If people with CCSVI are at greater risk of clots, maybe that's why ballooning can be destructive for some. Certainly it would make closer after-care and monitoring crucial.
It's an unanswered question if pwCCSVI are at greater risk of clots but it's been suggested before. Another idea is if you have weak flow in the upper portion of the jugular, that puts you at greater risk of clots when the lower portion of the jugular is ballooned, because it has less flow coming down the pipes.
The fact that we are using balloons can mislead. The fact that these are rubber does not mean they are soft. A thick-walled, very small balloon filled with liquid is very hard.
Some docs are using high-pressure balloons as well.
The arteries or veins are non-existent to a dilating balloon. Of course, doctors know that, and are very careful. But being as hard as they are, balloons are certainly capable of damaging the inside of a vessel.
This, I think, is why sizing is so critical. An undersized balloon will not damage a blood vessel that is larger than the balloon itself. An oversized balloon will. As always IVUS is a good way to get the three-dimensional exact size of the vein, as opposed to two-dimensional measurements taken in the traditional flouroscopy.
They are being used to intentionally disrupt malformed valves. Damage results in clots if you don't control them.
So we can come full-circle if the clots result in new membranous obstructions. Is this more likely in someone who has them already?

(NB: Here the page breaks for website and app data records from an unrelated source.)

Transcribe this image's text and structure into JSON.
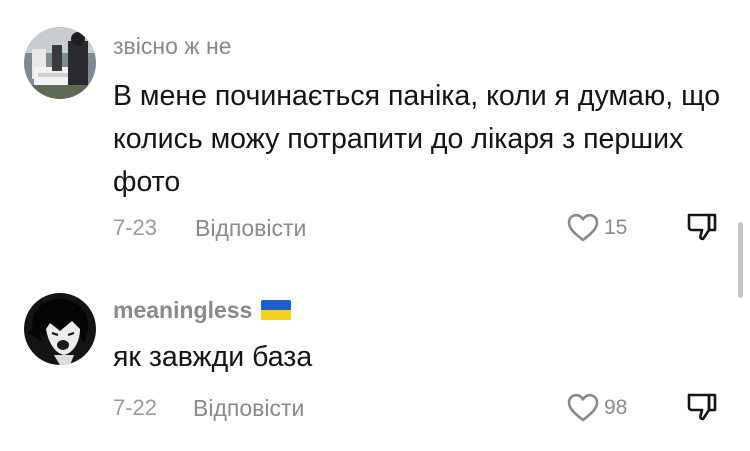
{
  "comments": [
    {
      "username": "звісно ж не",
      "text": "В мене починається паніка, коли я думаю, що колись можу потрапити до лікаря з перших фото",
      "date": "7-23",
      "reply_label": "Відповісти",
      "likes": "15",
      "avatar_icon": "user-avatar-photo",
      "like_icon": "heart-icon",
      "dislike_icon": "thumbs-down-icon"
    },
    {
      "username": "meaningless",
      "flag_icon": "ukraine-flag-icon",
      "text": "як завжди база",
      "date": "7-22",
      "reply_label": "Відповісти",
      "likes": "98",
      "avatar_icon": "anime-avatar",
      "like_icon": "heart-icon",
      "dislike_icon": "thumbs-down-icon"
    }
  ],
  "colors": {
    "text_primary": "#141414",
    "text_secondary": "#8a8a8e",
    "flag_blue": "#1f5fd0",
    "flag_yellow": "#f6d21b"
  }
}
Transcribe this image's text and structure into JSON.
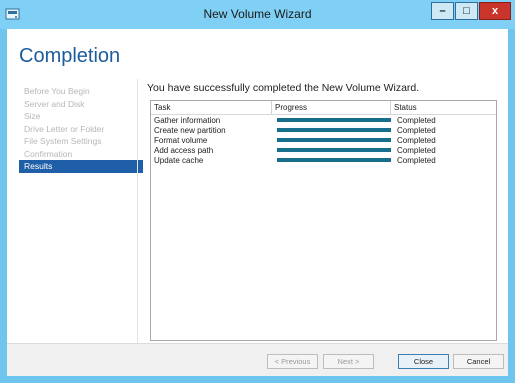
{
  "window": {
    "title": "New Volume Wizard",
    "controls": {
      "minimize": "–",
      "maximize": "□",
      "close": "x"
    }
  },
  "page": {
    "heading": "Completion",
    "message": "You have successfully completed the New Volume Wizard."
  },
  "nav": {
    "items": [
      {
        "label": "Before You Begin"
      },
      {
        "label": "Server and Disk"
      },
      {
        "label": "Size"
      },
      {
        "label": "Drive Letter or Folder"
      },
      {
        "label": "File System Settings"
      },
      {
        "label": "Confirmation"
      },
      {
        "label": "Results"
      }
    ]
  },
  "table": {
    "headers": {
      "task": "Task",
      "progress": "Progress",
      "status": "Status"
    },
    "rows": [
      {
        "task": "Gather information",
        "progress": 1.0,
        "status": "Completed"
      },
      {
        "task": "Create new partition",
        "progress": 1.0,
        "status": "Completed"
      },
      {
        "task": "Format volume",
        "progress": 1.0,
        "status": "Completed"
      },
      {
        "task": "Add access path",
        "progress": 1.0,
        "status": "Completed"
      },
      {
        "task": "Update cache",
        "progress": 1.0,
        "status": "Completed"
      }
    ]
  },
  "footer": {
    "previous": "< Previous",
    "next": "Next >",
    "close": "Close",
    "cancel": "Cancel"
  },
  "colors": {
    "heading": "#1c5c9c",
    "active_nav": "#1f5fa8",
    "progress": "#16708c",
    "titlebar": "#7fd0f4",
    "close_button": "#c9352b"
  }
}
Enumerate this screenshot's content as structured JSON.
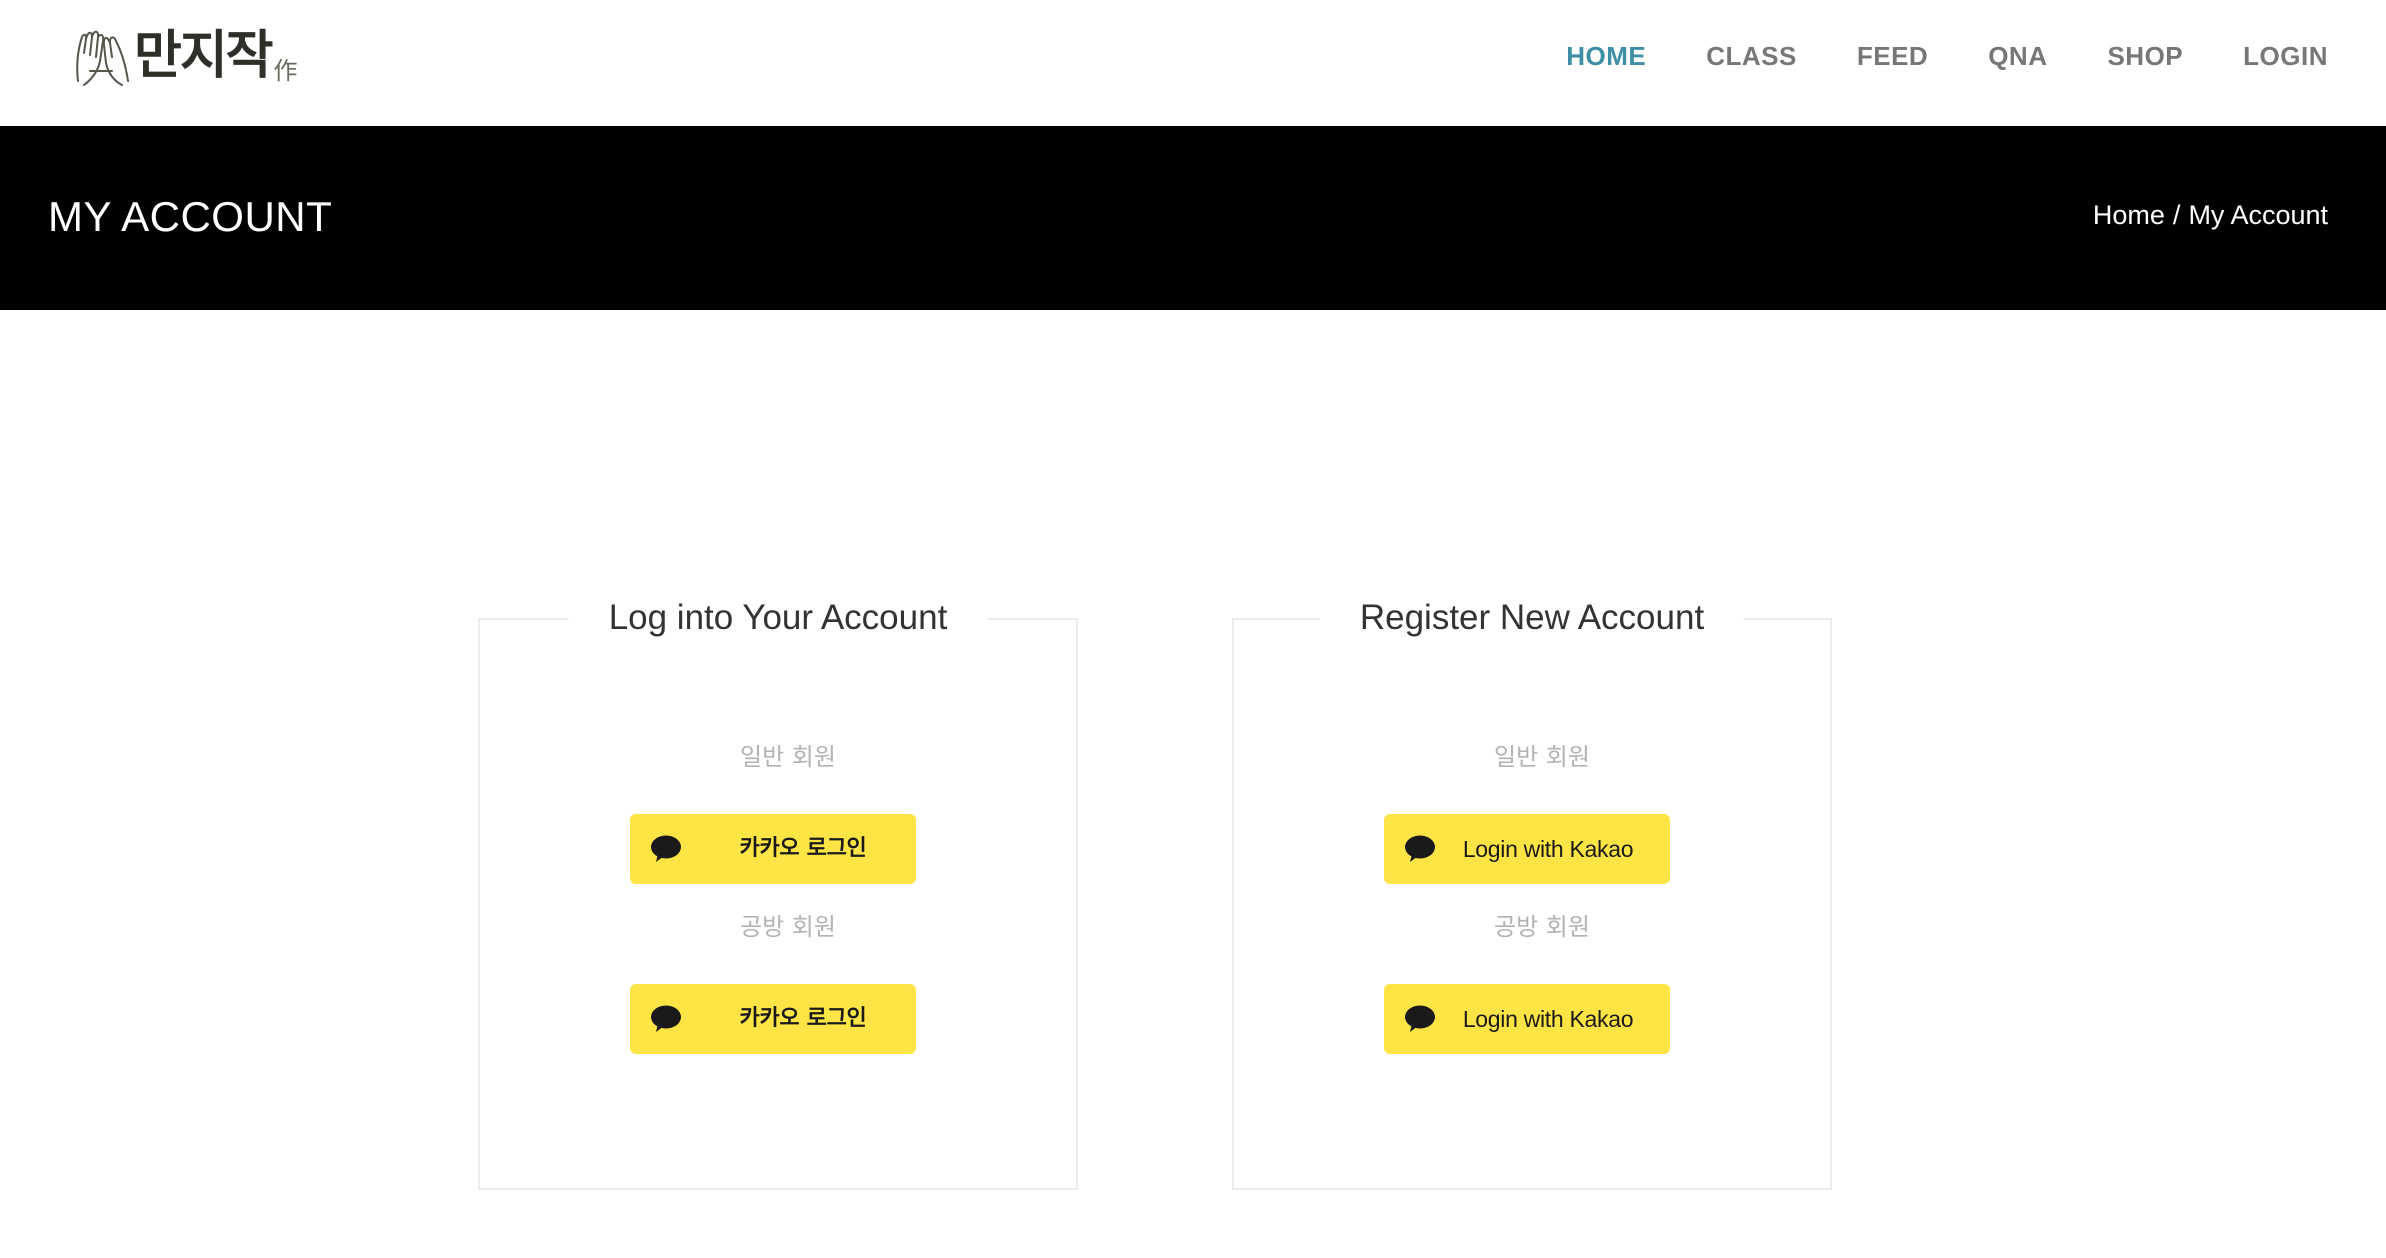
{
  "logo": {
    "text": "만지작",
    "sub": "作",
    "icon": "hands-logo-icon"
  },
  "nav": {
    "items": [
      {
        "label": "HOME",
        "active": true
      },
      {
        "label": "CLASS",
        "active": false
      },
      {
        "label": "FEED",
        "active": false
      },
      {
        "label": "QNA",
        "active": false
      },
      {
        "label": "SHOP",
        "active": false
      },
      {
        "label": "LOGIN",
        "active": false
      }
    ],
    "active_color": "#3d8fa6"
  },
  "banner": {
    "title": "MY ACCOUNT",
    "breadcrumb": {
      "home": "Home",
      "separator": "/",
      "current": "My Account"
    }
  },
  "login_panel": {
    "title": "Log into Your Account",
    "general_label": "일반 회원",
    "general_button": "카카오 로그인",
    "workshop_label": "공방 회원",
    "workshop_button": "카카오 로그인"
  },
  "register_panel": {
    "title": "Register New Account",
    "general_label": "일반 회원",
    "general_button": "Login with Kakao",
    "workshop_label": "공방 회원",
    "workshop_button": "Login with Kakao"
  },
  "kakao": {
    "button_color": "#fee545",
    "icon": "speech-bubble-icon"
  }
}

Thinking about it more, in CCSVI we're not seeing the clots result in new membraneous obstructions, we're seeing full occlusions and death of that portion of the vein, aren't we? Maybe a membraneous obstruction would be a more likely outcome in the azygous with its more constant flow.